Catherine was to die in the winter of 1589.  It is said that the Benedictine monk attending to her last rites went by the name of Laurent de Saint-Germain.

Over the next 200 years the devil-like l’Homme Rouge is thought to have appeared to King Henry IV on 14 May 1610, the day he was assassinated by a mad schoolteacher.   In 1793 Queen Marie Antoinette was being held prisoner in the Tuileries.  It was a grim time.  Her husband, Louis XVI, had been executed in the January.  She had been forcibly separated from her son, had seen the head of one of her closest friends, the Princesse de Lamballe, paraded on a stake beneath the window of her room, and is now thought to have been seriously ill with cancer.

On 10 August the women attending the deposed queen claimed to have been terrified by the Red Man putting in an appearance in the Salle des Gardes.  They rushed to tell the Queen.  It’s not recorded how Marie Antoinette reacted to this odd news.  Two months later, in October, she was to follow her husband to the guillotine.

Napoleon Bonaparte was reputedly the last French ruler to have seen the Red Man.  Napoleon was fascinated by the supernatural, and firmly believed in the prophecies of dreams.  In his memoirs he recorded seeing the grotesque, gnome-like little man several times.  The Red Man had allegedly told him “I know you better than you know yourself”.

So who was this weird, devil-like character?  Some have it that he was the ghost of Jean l’Ecorcheur, a butcher, who had often worked as one of Catherine de Medici’s henchmen, earning himself the nickname Jack The Skinner.  It is said that Catherine had had him strangled because she was afraid he knew too much.  It is now thought that this undesirable ghost was finally laid to rest when the Palace was deliberately set on fire in May 1871, on the orders of Jules Bergeret, the chief military officer of the Paris Commune.  Perhaps this is just as well.

* Although Wikipedia has it that the poem was actually written at the beginning of the 17th century, over 50 years after the King’s death.  Frankly, where Nostradamus’ prophecies are concerned, I suspect you can put any interpretation you like on them.

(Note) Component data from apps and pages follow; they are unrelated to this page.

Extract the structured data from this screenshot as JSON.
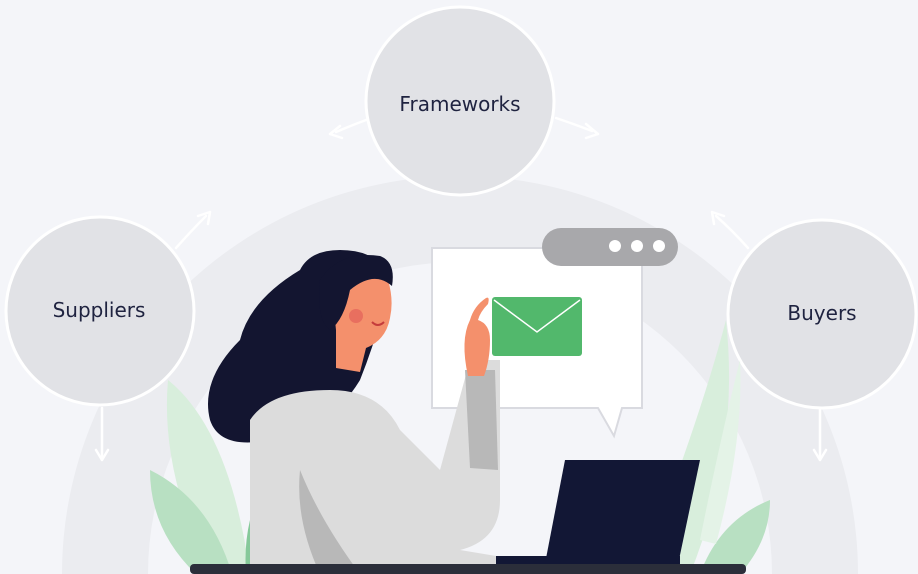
{
  "diagram": {
    "nodes": [
      {
        "id": "frameworks",
        "label": "Frameworks"
      },
      {
        "id": "suppliers",
        "label": "Suppliers"
      },
      {
        "id": "buyers",
        "label": "Buyers"
      }
    ]
  },
  "colors": {
    "background": "#f4f5f9",
    "ring": "#ebecf0",
    "node_fill": "#e1e2e6",
    "node_stroke": "#ffffff",
    "arrow": "#ffffff",
    "leaf_light": "#d8eedc",
    "leaf_mid": "#b8e0c2",
    "leaf_dark": "#86c99a",
    "envelope": "#52b86c",
    "chat_pill": "#a8a8ab",
    "laptop": "#121735",
    "sweater": "#dcdcdc",
    "sweater_shadow": "#b8b8b8",
    "skin": "#f4906c",
    "hair": "#131530"
  },
  "icons": [
    "envelope-icon",
    "more-dots-icon"
  ]
}
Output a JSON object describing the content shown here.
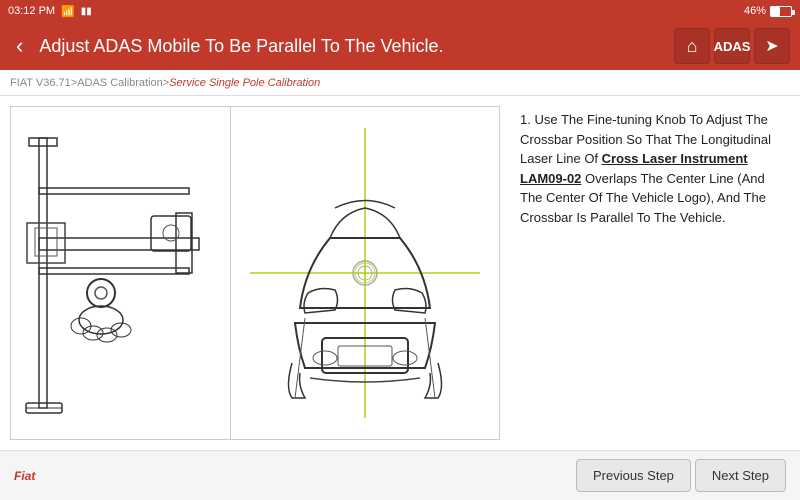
{
  "status": {
    "time": "03:12 PM",
    "battery_percent": "46%"
  },
  "header": {
    "title": "Adjust ADAS Mobile To Be Parallel To The Vehicle.",
    "back_label": "‹"
  },
  "breadcrumb": {
    "version": "FIAT V36.71",
    "separator1": " > ",
    "section": "ADAS Calibration",
    "separator2": " > ",
    "page": "Service Single Pole Calibration"
  },
  "instructions": {
    "number": "1.",
    "text1": " Use The Fine-tuning Knob To Adjust The Crossbar Position So That The Longitudinal Laser Line Of ",
    "highlight": "Cross Laser Instrument LAM09-02",
    "text2": " Overlaps The Center Line (And The Center Of The Vehicle Logo), And The Crossbar Is Parallel To The Vehicle."
  },
  "footer": {
    "brand": "Fiat",
    "prev_label": "Previous Step",
    "next_label": "Next Step"
  },
  "icons": {
    "home": "⌂",
    "adas": "▣",
    "share": "➤"
  }
}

© Sarah Hapgood and, 2011-2017. Unauthorized use and/or duplication of this material without express and written permission from this blog’s author and owner is strictly prohibited. Excerpts and links may be used, provided that full and clear credit is given to Sarah Hapgood and with appropriate and specific direction to the original content.

Sarah’s fiction on Kindle

Cover of Sarah Hapgood's 
Transylvanian Sky and other stories

A second collection of my short stories, Transylvanian Sky and other stories is now available for Amazon's Kindle, price £1.99. Also available on other Amazon sites.

Cover of Sarah Hapgood's 
B-Road Incident and other stories

A collection of 21 of my short stories, B-Road Incident and other stories is now available for Amazon's Kindle, price £1.15. Also available on other Amazon sites.

Sarah’s tweets

%d bloggers like this: